> Recorded information
........
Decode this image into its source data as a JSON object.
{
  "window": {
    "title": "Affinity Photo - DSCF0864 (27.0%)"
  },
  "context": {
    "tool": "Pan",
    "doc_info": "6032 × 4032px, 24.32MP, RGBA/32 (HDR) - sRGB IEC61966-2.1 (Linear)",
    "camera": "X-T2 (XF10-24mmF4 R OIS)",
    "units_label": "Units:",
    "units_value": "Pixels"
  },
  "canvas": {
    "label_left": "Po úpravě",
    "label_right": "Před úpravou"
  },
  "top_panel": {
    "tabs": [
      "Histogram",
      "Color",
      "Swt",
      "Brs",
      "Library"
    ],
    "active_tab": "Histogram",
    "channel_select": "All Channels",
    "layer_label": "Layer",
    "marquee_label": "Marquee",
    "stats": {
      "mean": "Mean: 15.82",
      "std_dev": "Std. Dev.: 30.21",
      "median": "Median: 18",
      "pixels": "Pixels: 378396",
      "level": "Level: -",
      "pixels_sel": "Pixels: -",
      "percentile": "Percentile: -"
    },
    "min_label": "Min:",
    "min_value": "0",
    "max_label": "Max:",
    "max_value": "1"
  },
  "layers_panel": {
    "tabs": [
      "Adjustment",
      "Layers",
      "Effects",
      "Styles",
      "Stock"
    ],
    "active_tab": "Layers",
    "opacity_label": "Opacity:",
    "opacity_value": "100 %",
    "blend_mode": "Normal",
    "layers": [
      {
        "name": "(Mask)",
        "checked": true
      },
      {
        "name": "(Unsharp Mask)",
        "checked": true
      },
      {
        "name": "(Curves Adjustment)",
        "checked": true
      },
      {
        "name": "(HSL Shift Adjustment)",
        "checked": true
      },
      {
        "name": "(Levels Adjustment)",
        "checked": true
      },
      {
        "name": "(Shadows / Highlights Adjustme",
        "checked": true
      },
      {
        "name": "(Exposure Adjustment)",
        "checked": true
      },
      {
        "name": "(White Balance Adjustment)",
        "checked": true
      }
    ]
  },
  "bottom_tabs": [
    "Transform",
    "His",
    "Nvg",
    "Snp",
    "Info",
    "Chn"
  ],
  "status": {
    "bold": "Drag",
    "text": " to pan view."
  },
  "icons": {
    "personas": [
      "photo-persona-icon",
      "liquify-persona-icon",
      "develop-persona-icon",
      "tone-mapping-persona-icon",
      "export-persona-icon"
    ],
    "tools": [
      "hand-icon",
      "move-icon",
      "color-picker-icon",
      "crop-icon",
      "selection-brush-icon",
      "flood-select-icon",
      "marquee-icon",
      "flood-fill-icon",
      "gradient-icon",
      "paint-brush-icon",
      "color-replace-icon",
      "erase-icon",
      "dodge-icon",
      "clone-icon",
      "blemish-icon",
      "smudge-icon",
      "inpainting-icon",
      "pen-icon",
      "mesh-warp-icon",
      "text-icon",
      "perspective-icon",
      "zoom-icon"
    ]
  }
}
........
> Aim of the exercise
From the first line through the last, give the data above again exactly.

> Task response
Decode this image into its source data as a JSON object.
{
  "window": {
    "title": "Affinity Photo - DSCF0864 (27.0%)"
  },
  "context": {
    "tool": "Pan",
    "doc_info": "6032 × 4032px, 24.32MP, RGBA/32 (HDR) - sRGB IEC61966-2.1 (Linear)",
    "camera": "X-T2 (XF10-24mmF4 R OIS)",
    "units_label": "Units:",
    "units_value": "Pixels"
  },
  "canvas": {
    "label_left": "Po úpravě",
    "label_right": "Před úpravou"
  },
  "top_panel": {
    "tabs": [
      "Histogram",
      "Color",
      "Swt",
      "Brs",
      "Library"
    ],
    "active_tab": "Histogram",
    "channel_select": "All Channels",
    "layer_label": "Layer",
    "marquee_label": "Marquee",
    "stats": {
      "mean": "Mean: 15.82",
      "std_dev": "Std. Dev.: 30.21",
      "median": "Median: 18",
      "pixels": "Pixels: 378396",
      "level": "Level: -",
      "pixels_sel": "Pixels: -",
      "percentile": "Percentile: -"
    },
    "min_label": "Min:",
    "min_value": "0",
    "max_label": "Max:",
    "max_value": "1"
  },
  "layers_panel": {
    "tabs": [
      "Adjustment",
      "Layers",
      "Effects",
      "Styles",
      "Stock"
    ],
    "active_tab": "Layers",
    "opacity_label": "Opacity:",
    "opacity_value": "100 %",
    "blend_mode": "Normal",
    "layers": [
      {
        "name": "(Mask)",
        "checked": true
      },
      {
        "name": "(Unsharp Mask)",
        "checked": true
      },
      {
        "name": "(Curves Adjustment)",
        "checked": true
      },
      {
        "name": "(HSL Shift Adjustment)",
        "checked": true
      },
      {
        "name": "(Levels Adjustment)",
        "checked": true
      },
      {
        "name": "(Shadows / Highlights Adjustme",
        "checked": true
      },
      {
        "name": "(Exposure Adjustment)",
        "checked": true
      },
      {
        "name": "(White Balance Adjustment)",
        "checked": true
      }
    ]
  },
  "bottom_tabs": [
    "Transform",
    "His",
    "Nvg",
    "Snp",
    "Info",
    "Chn"
  ],
  "status": {
    "bold": "Drag",
    "text": " to pan view."
  },
  "icons": {
    "personas": [
      "photo-persona-icon",
      "liquify-persona-icon",
      "develop-persona-icon",
      "tone-mapping-persona-icon",
      "export-persona-icon"
    ],
    "tools": [
      "hand-icon",
      "move-icon",
      "color-picker-icon",
      "crop-icon",
      "selection-brush-icon",
      "flood-select-icon",
      "marquee-icon",
      "flood-fill-icon",
      "gradient-icon",
      "paint-brush-icon",
      "color-replace-icon",
      "erase-icon",
      "dodge-icon",
      "clone-icon",
      "blemish-icon",
      "smudge-icon",
      "inpainting-icon",
      "pen-icon",
      "mesh-warp-icon",
      "text-icon",
      "perspective-icon",
      "zoom-icon"
    ]
  }
}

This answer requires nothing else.